DIRECTIONS FOR THIS TASK – In the entries below, filter for the word "JSON" and copy every matching line.

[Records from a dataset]
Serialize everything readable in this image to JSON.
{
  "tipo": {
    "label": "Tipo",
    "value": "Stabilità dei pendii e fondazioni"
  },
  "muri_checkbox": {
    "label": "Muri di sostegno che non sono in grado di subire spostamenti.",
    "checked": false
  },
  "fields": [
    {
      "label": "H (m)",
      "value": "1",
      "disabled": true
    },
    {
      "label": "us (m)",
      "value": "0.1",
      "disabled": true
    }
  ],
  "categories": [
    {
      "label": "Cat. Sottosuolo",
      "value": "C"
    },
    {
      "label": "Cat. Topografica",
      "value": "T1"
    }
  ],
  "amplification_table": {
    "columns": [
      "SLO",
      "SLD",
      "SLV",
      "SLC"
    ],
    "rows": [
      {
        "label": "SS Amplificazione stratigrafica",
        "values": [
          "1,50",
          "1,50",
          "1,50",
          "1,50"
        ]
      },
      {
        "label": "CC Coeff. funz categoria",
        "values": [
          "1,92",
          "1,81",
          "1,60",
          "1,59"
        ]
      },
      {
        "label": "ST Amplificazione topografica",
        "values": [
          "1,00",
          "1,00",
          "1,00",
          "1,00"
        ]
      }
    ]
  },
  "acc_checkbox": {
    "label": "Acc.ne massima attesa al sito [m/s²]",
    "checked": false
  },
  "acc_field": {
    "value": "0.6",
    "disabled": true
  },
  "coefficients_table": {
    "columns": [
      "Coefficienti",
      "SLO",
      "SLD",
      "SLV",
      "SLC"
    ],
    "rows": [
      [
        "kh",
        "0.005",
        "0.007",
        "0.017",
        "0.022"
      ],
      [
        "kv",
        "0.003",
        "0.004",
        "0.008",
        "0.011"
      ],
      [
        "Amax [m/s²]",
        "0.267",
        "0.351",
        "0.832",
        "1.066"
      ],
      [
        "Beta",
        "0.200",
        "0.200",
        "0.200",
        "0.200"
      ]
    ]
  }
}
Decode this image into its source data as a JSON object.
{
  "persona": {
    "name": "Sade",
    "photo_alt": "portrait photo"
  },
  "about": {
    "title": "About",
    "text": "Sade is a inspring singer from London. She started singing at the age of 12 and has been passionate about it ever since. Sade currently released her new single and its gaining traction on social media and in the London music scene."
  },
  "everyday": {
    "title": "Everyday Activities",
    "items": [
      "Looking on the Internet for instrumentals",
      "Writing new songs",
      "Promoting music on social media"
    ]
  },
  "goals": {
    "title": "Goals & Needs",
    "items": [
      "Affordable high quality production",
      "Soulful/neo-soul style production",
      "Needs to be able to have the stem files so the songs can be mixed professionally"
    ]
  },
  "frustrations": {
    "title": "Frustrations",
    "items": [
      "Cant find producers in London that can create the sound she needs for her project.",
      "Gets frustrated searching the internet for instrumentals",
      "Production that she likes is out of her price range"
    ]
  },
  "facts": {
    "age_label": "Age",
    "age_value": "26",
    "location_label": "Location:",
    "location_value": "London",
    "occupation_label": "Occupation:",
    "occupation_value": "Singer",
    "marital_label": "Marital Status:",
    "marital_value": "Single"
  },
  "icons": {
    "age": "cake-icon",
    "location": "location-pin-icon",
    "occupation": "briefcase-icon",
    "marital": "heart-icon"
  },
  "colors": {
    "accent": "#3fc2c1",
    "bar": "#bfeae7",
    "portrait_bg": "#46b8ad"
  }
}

ANSWER TO THIS PROBLEM –
Serialize everything readable in this image to JSON.
Decode this image into its source data as a JSON object.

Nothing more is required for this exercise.